The Mishnah on today’s daf (=page) contrasts between two methods of ritual slaughter of birds – shehitah (ordinary ritual slaughter) and melikah (slaughter performed as part of the Temple service). According to the Mishnah if shehitah was performed by cutting the back of the neck, it is invalid, while if melikah was performed in that manner, it is valid; on the other hand if melikah was performed by cutting the front of the neck, it is invalid, while if shehitah was performed in that manner, it is valid.
Sacrifices brought from fowl are not formally zevahim, a category limited to animals that are slaughtered in an ordinary fashion. Birds are prepared for sacrifice by means of melikah, where the kohen pierces the neck of the bird with his fingernail (see Vayikra 1:14-17 and 5:8-10). The Gemara in Masechet Zevahim (daf 64b) describes melikah as one of the most difficult of the services in the Temple, and explains what was involved.
Rav Zutra bar Tuviah quotes Rav as teaching that the kohen would hold the wings with two fingers and the legs with two fingers stretching out the bird’s neck, and the bird would be killed by means of the kohen‘s thumbnail. According to the baraita, the bird’s body was held in such a way that it was outside the hand of the kohen, and – while holding the wings with two fingers and the legs with two fingers – the kohen would kill the bird with his thumbnail.
According to Rav Ovadiah mi-Bartenura , as well as the Rambam, the kohen would hold the bird in his left hand according to one of the two opinions, and would perform melikah with the thumb of his right hand. This parallels cases of slaughter in the Temple, where both hands are used.
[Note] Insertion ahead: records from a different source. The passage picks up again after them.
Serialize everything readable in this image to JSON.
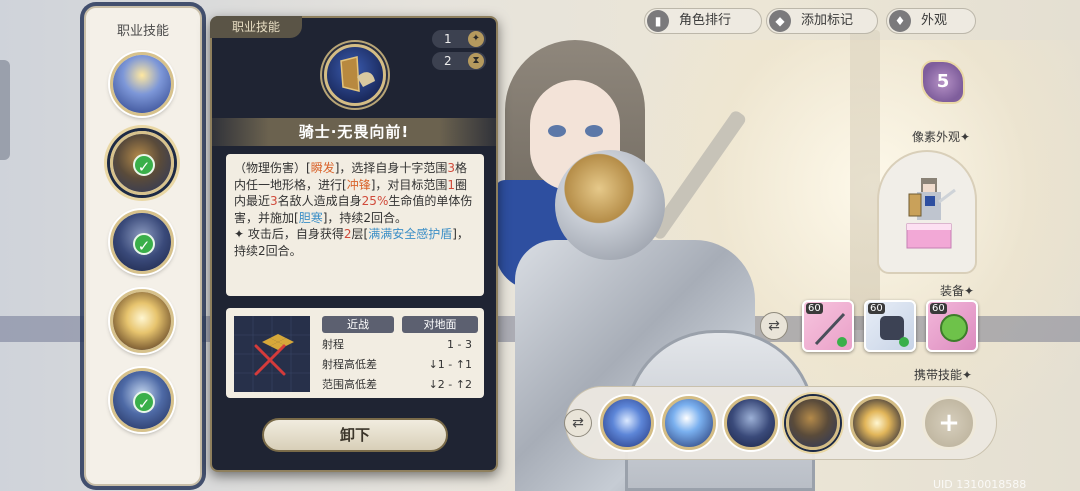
{
  "left_panel": {
    "title": "职业技能"
  },
  "tooltip": {
    "tag": "职业技能",
    "cost_1": "1",
    "cost_2": "2",
    "skill_name": "骑士·无畏向前!",
    "desc": {
      "p1_a": "（物理伤害）[",
      "p1_b": "瞬发",
      "p1_c": "]，选择自身十字范围",
      "p1_d": "3",
      "p1_e": "格内任一地形格，进行[",
      "p1_f": "冲锋",
      "p1_g": "]，对目标范围",
      "p1_h": "1",
      "p1_i": "圈内最近",
      "p1_j": "3",
      "p1_k": "名敌人造成自身",
      "p1_l": "25%",
      "p1_m": "生命值的单体伤害，并施加[",
      "p1_n": "胆寒",
      "p1_o": "]，持续2回合。",
      "p2_a": "✦ 攻击后，自身获得",
      "p2_b": "2",
      "p2_c": "层[",
      "p2_d": "满满安全感护盾",
      "p2_e": "]，持续2回合。"
    },
    "stats": {
      "head_1": "近战",
      "head_2": "对地面",
      "range_label": "射程",
      "range_value": "1 - 3",
      "range_height_label": "射程高低差",
      "range_height_value": "↓1 - ↑1",
      "area_height_label": "范围高低差",
      "area_height_value": "↓2 - ↑2"
    },
    "unequip": "卸下"
  },
  "top_buttons": {
    "ranking": "角色排行",
    "add_mark": "添加标记",
    "appearance": "外观"
  },
  "right_panel": {
    "level": "5",
    "pixel_label": "像素外观✦",
    "equip_label": "装备✦",
    "carry_label": "携带技能✦",
    "gear_levels": [
      "60",
      "60",
      "60"
    ]
  },
  "bottom_bar": {
    "add": "+"
  },
  "uid": "UID 1310018588",
  "icons": {
    "swap": "swap-arrows-icon",
    "cost_1": "compass-star-icon",
    "cost_2": "hourglass-icon"
  },
  "colors": {
    "panel_dark": "#1f2433",
    "accent_gold": "#d4bd85",
    "highlight_orange": "#d9642c",
    "highlight_blue": "#3c8fc7",
    "check_green": "#3aaf4a"
  }
}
The Shittah Mekubetzet quotes Tosafot as suggesting that the entire melikah service was done with the right hand (as depicted in the above illustrations). According to this approach we can easily understand why this service is considered to be the most difficult one, since the bird had to be held and killed with a single hand.